University of Chicago students, faculty, and staff, as well as anyone who wishes to join the conversation regardless of affiliation, are invited to the Black Baroque visiting artist lecture series, which will spotlight Black theatre-makers who work with, against, and through Baroque culture in the contemporary historical moment. Featured speakers in Black Baroque include Bintou Dembélé, Keith Hamilton Cobb, and Debra Ann Byrd, who will converse with UChicago Assistant Professor of English Noémie Ndiaye about Blackness politically, historically, performatively, and transnationally.
The co-curricular series was designed by Noémie Ndiaye and visiting professor Gabrielle Randle-Bent and is co-sponsored by Court Theatre, the Committee on Theatre and Performance Studies, the Department of English, Department of Romance Languages and Literatures, the Center for the Study of Gender and Sexuality, and the Center for Study of Race, Politics, and Culture.
Bintou Dembélé’s Les Indes Galantes
Wednesday, April 14, 2021 at 1pm
Bintou Dembélé created the choreography of a landmark production of Rameau’s opera-ballet Les Indes Galantes (1735)—a ballet saturated with unbridled French Baroque colonial fantasies—which shook the Opéra Bastille in 2019. As a speaker featured on the “Black Baroque” focus series, Dembélé will comment on the significance of the Bastille production of Les Indes Galantes as well as her work dismantling oppressive structures as a Queer Black artist in the world of opera.
Keith Hamilton Cobb’s American Moor
Wednesday, April 28, 2021 at 6pm

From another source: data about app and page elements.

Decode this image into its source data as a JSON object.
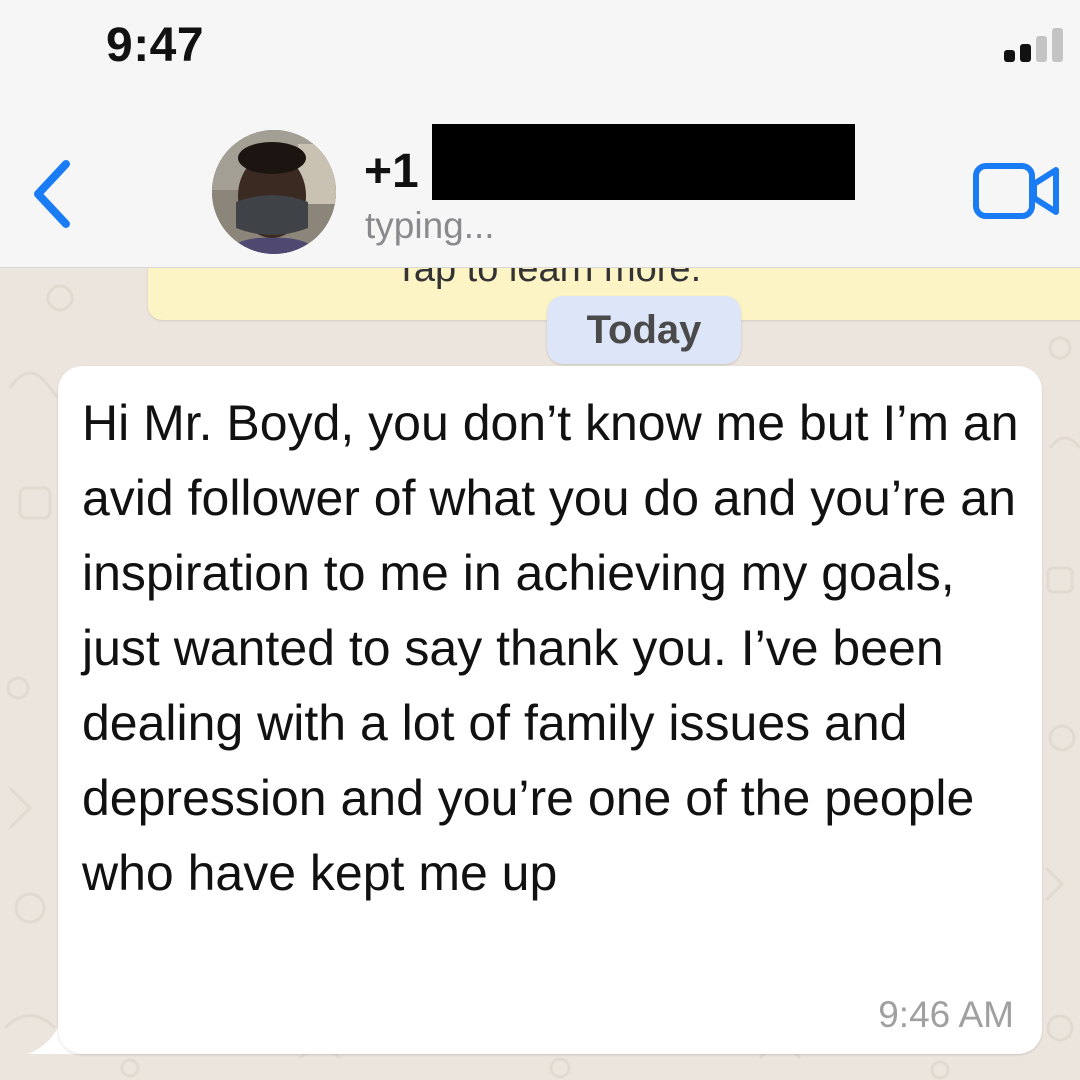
{
  "status_bar": {
    "time": "9:47",
    "signal_icon": "signal-bars-icon"
  },
  "header": {
    "back_icon": "chevron-left-icon",
    "contact_name": "+1",
    "status": "typing...",
    "video_icon": "video-call-icon",
    "accent_color": "#1a7cf4"
  },
  "chat": {
    "notice_text": "Tap to learn more.",
    "date_label": "Today",
    "message": {
      "text": "Hi Mr. Boyd, you don’t know me but I’m an avid follower of what you do and you’re an inspiration to me in achieving my goals, just wanted to say thank you. I’ve been dealing with a lot of family issues and depression and you’re one of the people who have kept me up",
      "time": "9:46 AM"
    }
  }
}
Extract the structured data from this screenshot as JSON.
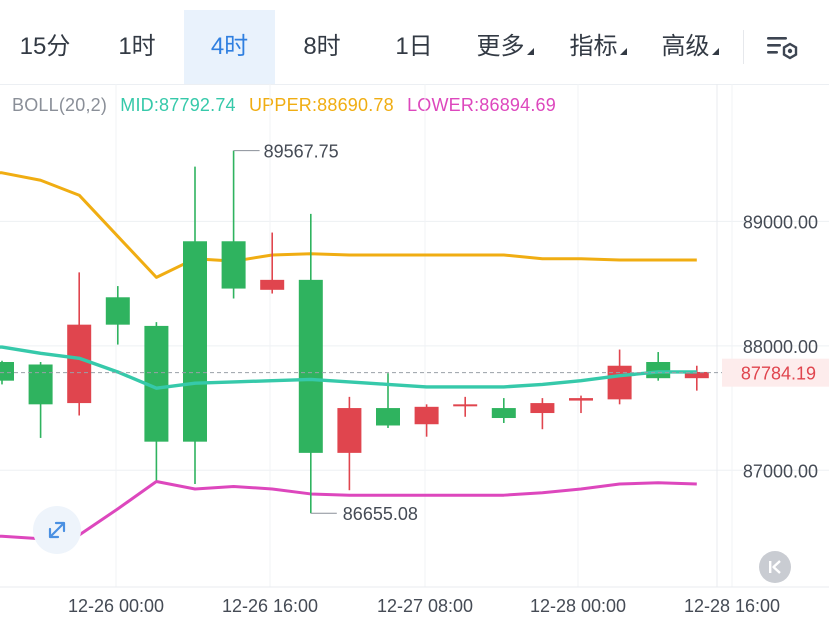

In his solo show American Moor, Keith Hamilton Cobb reckons with the impossible task of staging Othello today—a task which African-American stage actors are nonetheless inexorably pressed to perform on a regular basis. Short clips from the Cherry Lane production of the play will accompany this interview with Keith Hamilton Cobb about what many scholars consider to be a new classic.
Debra Ann Byrd’s Becoming Othello: A Black Girl’s Journey
Monday, May 3, 2021 at 6pm
In December 2020, the National Arts Club hosted the world premiere of Debra Ann Byrd’s solo show, Becoming Othello: A Black Girl’s Journey. This 126-minute, tour-de-force, living memoir explores a young woman’s acting journey on the road to becoming Othello, her trials and triumphs with race and the classics, some memorable experiences on her gender-flipped journey, and her fun-loving and tumultuous youth. The solo performance is complemented by moving multimedia images, lyrical language from Black urban playwrights, William Shakespeare, Langston Hughes, Martin Luther King, Jr., Frederick Douglass, Harriet Tubman, and the King James Bible—along with soulful songs and the music that shaped her life in her beloved Harlem. As a speaker, Byrd will comment on the journey that led to Becoming Othello, her own relation to Shakespeare and Baroque theatre, and her experience playing the role of Othello as a Black woman.